Teaching Hebrew to 12-year-olds is probably my favorite thing to do in all the world. And when you add the whole blind-teacher-uses-Hebrew-Braille-while-her-sighted-students-are-using-print-Hebrew thing, lessons become even more interesting and encompass much more than three letter roots.
Why is that?
Maybe it’s because I “see” each of my students in a different way. Maybe they have fewer visual distractions since, unfortunately, beautifying bulletin boards and walls is not my forte. Maybe it’s my guide dog Ari who greets them happily as they enter the classroom and snores blissfully at our feet during class.
Oh, sure, there is the occasional hiccup. For a few weeks last year the whiteboard may have even featured more Japanese vocabulary than Hebrew, thanks to my student Amy’s enthusiasm for the subject.
But while a couple of minor things have gotten past me, and facial expressions will always elude me, the needs of the students don’t. And 10 years of experience have taught me that when I focus on what the students need, everyone is more focused on learning.
Take Evan, for example.
Sometime back our school experimented with pairing Hebrew students by ability for more intensive one-on-one time with the teacher. Evan was one of those kids, and our weekly sessions proved to be quite instructive for both of us. He delighted in the creaks and squeals he could derive from his chair, as well as in snatching my Braille text from the table and holding it just out of my reach. I delighted in laughing at his taunts, “How should I know where your book is, hmmmm?”
When I was younger, this kind of interaction would have no doubt left me feeling frustrated and somewhat hurt. But raising my own children has taught me that dwelling too much on nonessential matters drains energy from what’s really important.
So at such times, I continued the lesson by memory as if nothing had changed. “Ahh, well, let’s move on to the next part on page 299. See where it starts with ‘Atah gibor’?” After that, Evan never failed to follow my lead.
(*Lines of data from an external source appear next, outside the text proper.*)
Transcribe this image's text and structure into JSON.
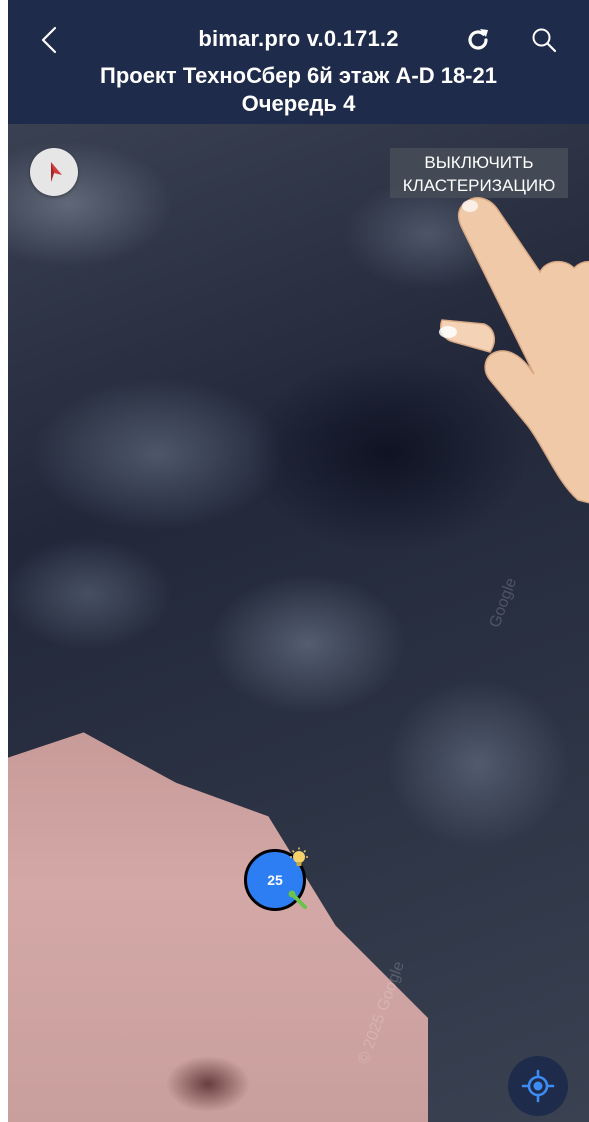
{
  "header": {
    "app_title": "bimar.pro v.0.171.2",
    "project_title_line1": "Проект ТехноСбер 6й этаж A-D 18-21",
    "project_title_line2": "Очередь 4",
    "icons": {
      "back": "chevron-left-icon",
      "refresh": "refresh-icon",
      "search": "search-icon"
    }
  },
  "map": {
    "cluster_toggle_line1": "ВЫКЛЮЧИТЬ",
    "cluster_toggle_line2": "КЛАСТЕРИЗАЦИЮ",
    "cluster_count": "25",
    "watermark_1": "© 2025 Google",
    "watermark_2": "Google",
    "icons": {
      "compass": "compass-icon",
      "bulb": "lightbulb-icon",
      "tool": "wrench-icon",
      "locate": "my-location-icon"
    }
  },
  "colors": {
    "header_bg": "#1f2b4a",
    "cluster_marker": "#2d7ef2",
    "locate_button": "#1f2b4a",
    "compass_needle": "#d43c3c"
  }
}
Soon after, my text would mysteriously reappear, causing him to exclaim, “Oh, here’s your book! How did it get over there?”
“Why thank you, Evan. I appreciate your help in finding it.”
After our two years together, Evan masterfully celebrated his bar mitzvah. He is 17 now and greets me with kindness and respect whenever we meet at shul.
Like Evan, every year my class learns what is needed in terms of Hebrew, and the group becomes a pretty nice little community.
And as with Evan, lessons are really about making connections. We connect with Jewish tradition and values, with Hebrew as the language of prayer, and most important of all, with one another. So during class, I check in with these young study mates frequently—you know, verifying that the connection is still intact.
“OK, who is up for leading ‘Mi Chamocha’ this time around?”
“Sasha will,” Sasha responds, identifying herself as I request my students to do each September.
But when kids don’t readily volunteer because they are shy, lack
confidence, or are too “sleepy,” I reach out again:
“Ahem…is anyone out there?”
Their giggles mean that we are reconnected as a group and ease any sense of tension. “All right then, let’s just go around the table. Alex, you start.”
And off they go—reading aloud, or singing aloud, occasionally losing the place on the page and finding it again with the help of a classmate.
Does that happen because they must take turns being my scribe for board work? Or maybe we have simply come to recognize our mutual vulnerability and interdependence, that we need each other in order to learn. Whatever the reason, they always come through for me. And, better still, they always come through for each other.
It’s all about connections. Just as “to teach” and “to learn” emerge from the same Hebrew root, each and all of us are bound together in the most mysterious and significant way.
And as Ari knows, you just might learn that in Hebrew class.